With the yen at its firmest against the dollar since October 2014 despite negative Japanese interest rates, analysts have already warned that intervention is possible, although it won't necessarily be successful. "Direct FX intervention is a major threat on USD/JPY moves below 115," wrote the strategists at HSBC earlier this week. "As we argued, the move to negative rates had only a fleeting impact on JPY but showed a desire for a weaker currency. It looks like we may head back to direct FX intervention but that is also hard to justify and may ultimately fail," they added.
The man known as Japan's top currency diplomat, Masatsugu Asakawa, has already said that he is watching daily exchange-rate move- ments carefully to check for excessive volatility. In an interview with the Nikkei newspaper this week, he was quoted as saying that "buying pressure has concentrated on the yen as a safe haven as global financial markets were unstable", adding that the rise in the yen had outpaced increases in other currencies since the start of this year.
However, attempts by officials to talk down the yen have failed in the past even though countering yen appreciation was a key element of Prime Minister Shinzo Abe (above)'s "three arrows" policy introduced when he was re-elected just over three years ago.

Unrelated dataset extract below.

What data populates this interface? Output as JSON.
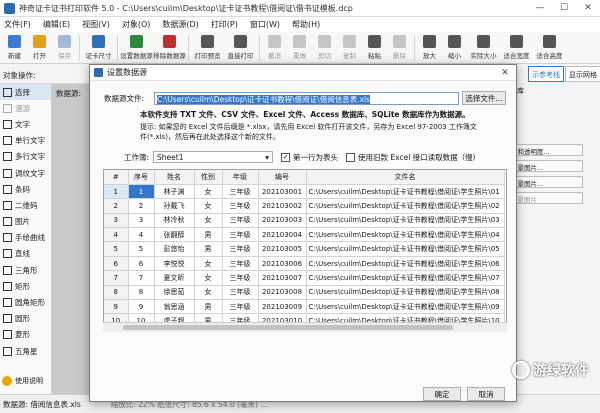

"FX markets will have to remain mindful of the intervention threat, particularly in Japan. This may take many forms, including rhetoric and more rate cuts (we expect two more later in 2016), but the growing event risk is that Japan intervenes directly in the FX market," wrote the HSBC strategists.
"Markets may mistakenly assume that, as interest rates up to 10 years are negative in Japan and yields on excess deposits at the BoJ are now negative, intervention may be more successful. After all, any counterpart to BoJ intervention will be sitting on JPY with a negative yield" they added.
"However, even in the unlikely event that any BoJ intervention is unsterilised, Switzerland's experience with FX intervention with negative interest rates shows that success is not guaranteed, even under these conditions." When currency intervention is unsterilised, the money supply is allowed to increase.
Others agree that intervention is possible but see it as unlikely. "The surge in the yen against the US dollar has understandably raised expectations of further action to weaken the Japanese currency," writes Julian Jessop, chief global economist at Capital Economics.